Apart from the pictures, output all of the records exactly.
=======
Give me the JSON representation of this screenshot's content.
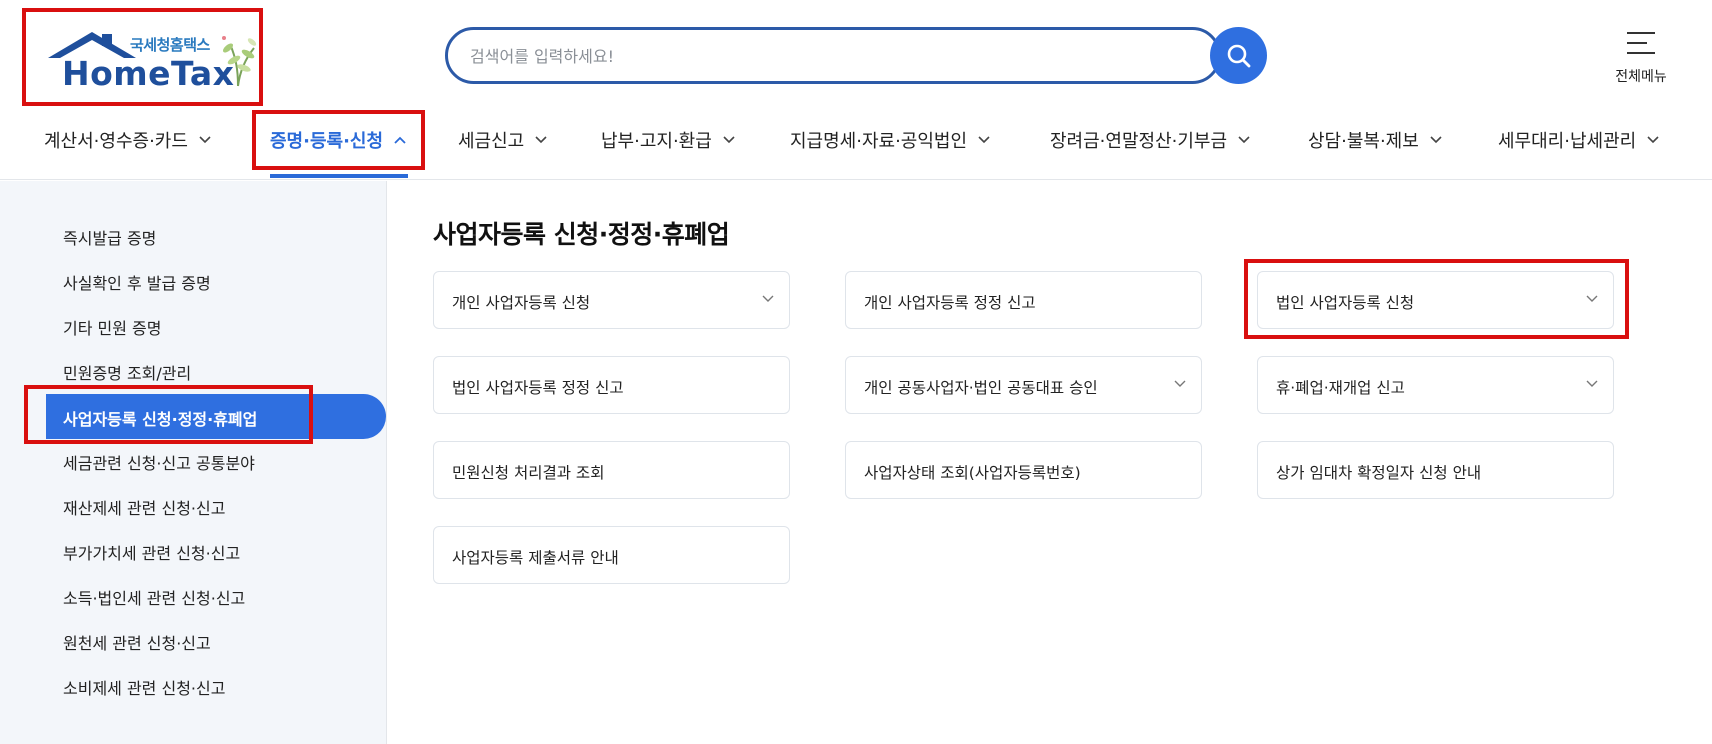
{
  "logo": {
    "sub": "국세청홈택스",
    "main": "HomeTax"
  },
  "search": {
    "placeholder": "검색어를 입력하세요!"
  },
  "allmenu": {
    "label": "전체메뉴"
  },
  "gnb": [
    {
      "label": "계산서·영수증·카드"
    },
    {
      "label": "증명·등록·신청"
    },
    {
      "label": "세금신고"
    },
    {
      "label": "납부·고지·환급"
    },
    {
      "label": "지급명세·자료·공익법인"
    },
    {
      "label": "장려금·연말정산·기부금"
    },
    {
      "label": "상담·불복·제보"
    },
    {
      "label": "세무대리·납세관리"
    }
  ],
  "sidebar": {
    "items": [
      "즉시발급 증명",
      "사실확인 후 발급 증명",
      "기타 민원 증명",
      "민원증명 조회/관리",
      "사업자등록 신청·정정·휴폐업",
      "세금관련 신청·신고 공통분야",
      "재산제세 관련 신청·신고",
      "부가가치세 관련 신청·신고",
      "소득·법인세 관련 신청·신고",
      "원천세 관련 신청·신고",
      "소비제세 관련 신청·신고"
    ]
  },
  "main": {
    "title": "사업자등록 신청·정정·휴폐업",
    "cards": [
      {
        "label": "개인 사업자등록 신청"
      },
      {
        "label": "개인 사업자등록 정정 신고"
      },
      {
        "label": "법인 사업자등록 신청"
      },
      {
        "label": "법인 사업자등록 정정 신고"
      },
      {
        "label": "개인 공동사업자·법인 공동대표 승인"
      },
      {
        "label": "휴·폐업·재개업 신고"
      },
      {
        "label": "민원신청 처리결과 조회"
      },
      {
        "label": "사업자상태 조회(사업자등록번호)"
      },
      {
        "label": "상가 임대차 확정일자 신청 안내"
      },
      {
        "label": "사업자등록 제출서류 안내"
      }
    ]
  },
  "colors": {
    "accent": "#2f6fe0",
    "highlight": "#d90f0f",
    "brand": "#1f4f9c"
  },
  "icons": {
    "search": "search-icon",
    "menu": "hamburger-icon",
    "chevron": "chevron-down-icon"
  }
}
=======
* TASK SOLUTION:
Give me the JSON representation of this screenshot's content.
{
  "logo": {
    "sub": "국세청홈택스",
    "main": "HomeTax"
  },
  "search": {
    "placeholder": "검색어를 입력하세요!"
  },
  "allmenu": {
    "label": "전체메뉴"
  },
  "gnb": [
    {
      "label": "계산서·영수증·카드"
    },
    {
      "label": "증명·등록·신청"
    },
    {
      "label": "세금신고"
    },
    {
      "label": "납부·고지·환급"
    },
    {
      "label": "지급명세·자료·공익법인"
    },
    {
      "label": "장려금·연말정산·기부금"
    },
    {
      "label": "상담·불복·제보"
    },
    {
      "label": "세무대리·납세관리"
    }
  ],
  "sidebar": {
    "items": [
      "즉시발급 증명",
      "사실확인 후 발급 증명",
      "기타 민원 증명",
      "민원증명 조회/관리",
      "사업자등록 신청·정정·휴폐업",
      "세금관련 신청·신고 공통분야",
      "재산제세 관련 신청·신고",
      "부가가치세 관련 신청·신고",
      "소득·법인세 관련 신청·신고",
      "원천세 관련 신청·신고",
      "소비제세 관련 신청·신고"
    ]
  },
  "main": {
    "title": "사업자등록 신청·정정·휴폐업",
    "cards": [
      {
        "label": "개인 사업자등록 신청"
      },
      {
        "label": "개인 사업자등록 정정 신고"
      },
      {
        "label": "법인 사업자등록 신청"
      },
      {
        "label": "법인 사업자등록 정정 신고"
      },
      {
        "label": "개인 공동사업자·법인 공동대표 승인"
      },
      {
        "label": "휴·폐업·재개업 신고"
      },
      {
        "label": "민원신청 처리결과 조회"
      },
      {
        "label": "사업자상태 조회(사업자등록번호)"
      },
      {
        "label": "상가 임대차 확정일자 신청 안내"
      },
      {
        "label": "사업자등록 제출서류 안내"
      }
    ]
  },
  "colors": {
    "accent": "#2f6fe0",
    "highlight": "#d90f0f",
    "brand": "#1f4f9c"
  },
  "icons": {
    "search": "search-icon",
    "menu": "hamburger-icon",
    "chevron": "chevron-down-icon"
  }
}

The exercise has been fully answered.